I am also in support of an elected senate to be a part of the legislative body in my country of Belize but for the following reasons:
1. Historically, the people who are appointed as senators are loyal to the prime minister and must comply by his wishes even if they disagree with him. This has cost us gravely because the senators normally just approve anything that comes out of the House of Representatives.
2. The two political parties have been using the senate to appoint people to become ministers of their government over the elected members of the House of Representatives. I believe that, in a democracy, appointed people should never have more power than elected people. In this type of arrangement it is the opposite. The PUP has used this more than the UDP and, if I can remember correctly, Dean Barrow our current PM is the first UDP prime minister to appoint unelected people to be senators and then make them ministers of his government.
3. In the United States, the Senate has different functions from the House of Representatives that are clearly defined. If we are going to have an elected senate it will be wise to state what the duties of the senate will be that is different from the House of Representatives.
4. Belize does not have a check and balance system of government between the executive, legislative and judiciary branches of government. When a political party comes to power, they can do as they please for that entire five years. Having an elected senate will give the other political parties the opportunity to elect members of the senate if they have no or fewer members in the House of Representatives.

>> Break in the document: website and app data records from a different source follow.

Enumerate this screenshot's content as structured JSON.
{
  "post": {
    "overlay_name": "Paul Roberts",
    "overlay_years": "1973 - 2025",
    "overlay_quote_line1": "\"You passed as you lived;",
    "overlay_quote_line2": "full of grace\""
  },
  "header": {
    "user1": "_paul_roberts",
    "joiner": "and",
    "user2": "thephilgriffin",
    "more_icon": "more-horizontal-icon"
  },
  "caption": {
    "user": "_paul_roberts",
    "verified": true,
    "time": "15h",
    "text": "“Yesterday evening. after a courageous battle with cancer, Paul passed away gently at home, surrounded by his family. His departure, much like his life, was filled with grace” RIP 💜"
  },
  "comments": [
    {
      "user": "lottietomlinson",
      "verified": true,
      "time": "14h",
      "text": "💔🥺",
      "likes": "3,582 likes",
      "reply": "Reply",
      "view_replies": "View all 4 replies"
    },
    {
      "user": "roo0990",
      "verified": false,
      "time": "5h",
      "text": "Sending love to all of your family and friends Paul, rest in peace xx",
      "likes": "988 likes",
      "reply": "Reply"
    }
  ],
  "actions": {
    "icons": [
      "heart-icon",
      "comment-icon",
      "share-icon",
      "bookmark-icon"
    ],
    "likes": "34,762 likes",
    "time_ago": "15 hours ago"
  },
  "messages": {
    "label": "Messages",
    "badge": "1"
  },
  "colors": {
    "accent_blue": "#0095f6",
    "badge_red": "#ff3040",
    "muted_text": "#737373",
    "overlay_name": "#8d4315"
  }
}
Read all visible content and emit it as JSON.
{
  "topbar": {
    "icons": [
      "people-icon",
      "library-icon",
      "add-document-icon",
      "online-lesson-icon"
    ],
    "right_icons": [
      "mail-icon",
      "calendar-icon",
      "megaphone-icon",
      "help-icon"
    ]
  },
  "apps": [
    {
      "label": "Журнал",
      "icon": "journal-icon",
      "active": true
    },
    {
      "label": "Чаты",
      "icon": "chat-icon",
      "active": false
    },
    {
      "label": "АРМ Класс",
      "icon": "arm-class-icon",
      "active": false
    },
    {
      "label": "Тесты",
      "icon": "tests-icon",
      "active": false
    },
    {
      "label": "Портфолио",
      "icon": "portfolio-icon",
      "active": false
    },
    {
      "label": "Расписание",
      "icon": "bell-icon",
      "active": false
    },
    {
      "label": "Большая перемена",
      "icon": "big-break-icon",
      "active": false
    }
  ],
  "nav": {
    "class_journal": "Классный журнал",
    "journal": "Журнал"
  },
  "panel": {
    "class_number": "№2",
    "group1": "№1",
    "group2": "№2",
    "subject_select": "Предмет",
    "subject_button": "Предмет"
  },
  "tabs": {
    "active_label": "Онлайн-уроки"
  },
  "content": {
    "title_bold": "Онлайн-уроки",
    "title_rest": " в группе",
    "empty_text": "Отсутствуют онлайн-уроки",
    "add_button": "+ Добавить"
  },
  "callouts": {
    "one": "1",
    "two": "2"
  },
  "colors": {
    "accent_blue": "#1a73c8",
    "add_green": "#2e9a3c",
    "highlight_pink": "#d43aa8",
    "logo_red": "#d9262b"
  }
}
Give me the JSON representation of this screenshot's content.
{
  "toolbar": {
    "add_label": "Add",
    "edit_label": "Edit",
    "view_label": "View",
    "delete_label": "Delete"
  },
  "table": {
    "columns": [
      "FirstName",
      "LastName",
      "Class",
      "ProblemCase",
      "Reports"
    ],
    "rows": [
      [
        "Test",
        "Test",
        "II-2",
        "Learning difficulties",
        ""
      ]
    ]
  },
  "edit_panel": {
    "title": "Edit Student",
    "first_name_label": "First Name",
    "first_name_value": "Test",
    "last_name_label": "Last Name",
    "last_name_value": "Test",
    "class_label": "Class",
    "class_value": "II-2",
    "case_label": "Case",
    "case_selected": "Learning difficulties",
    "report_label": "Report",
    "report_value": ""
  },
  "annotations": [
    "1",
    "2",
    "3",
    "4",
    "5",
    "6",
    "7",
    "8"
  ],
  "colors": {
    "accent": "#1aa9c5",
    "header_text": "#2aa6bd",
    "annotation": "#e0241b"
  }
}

5. I have not seen what is going to be the political framework for the elected senate and this is an area where I have grave concern. Why? Because in the makeup of the current House of Representatives, I believe that the two southern districts, namely, Stann Creek and Toledo are being disenfranchised. All the districts apart from the Belize District have four representatives while these two districts are left with two up to this day despite the fact that their population has grown over the years. This is something where the people from the south must demand change.
6. I am not convinced that an elected senate alone will help to reduce corruption in Belize. I think we should consider amending our constitution to make the office of the attorney general an independent position. He or she will be elected by the people on the day of election and be given a five year term. That person will be the chief law enforcement official to bring charges against anyone who violates our country’s laws. He or she will also draft and revise a code of ethics laws for government representatives and civil servants. He or she shall appoint a director of public prosecution and crown counsel for each district to prosecute cases. These crown counsel will be under his director of public prosecution. Under the current constitution, the attorneys general are appointed by the prime minister and are part of his Cabinet. It is highly unlikely that the attorney general will bring any charges against the prime minister, ministers of his government or anybody in that is in his administration. That is just wishful thinking. The country needs real reform that will bring about results. The powers of the attorney general will be upgraded in the constitution to ensure that the elected government does not undermine him her or try to obstruct his or her duties.
7. Belize has six districts and I would recommend that we have equal representation for all the districts in Belize, despite the number of senators. One appointment will be made by the governor general of Belize and that will make the senate have an uneven number to avoid a tied vote.
These have always been my thoughts about an elected senate and I am sharing it in this much needed debate. Since our country is growing politically, we can all contribute to its political growth with our ideas and suggestions. After all, if what we currently have is not working to benefit our country and people, we have the power to change it.
Wellington C. Ramos
Adjunct Professor of Political Science/History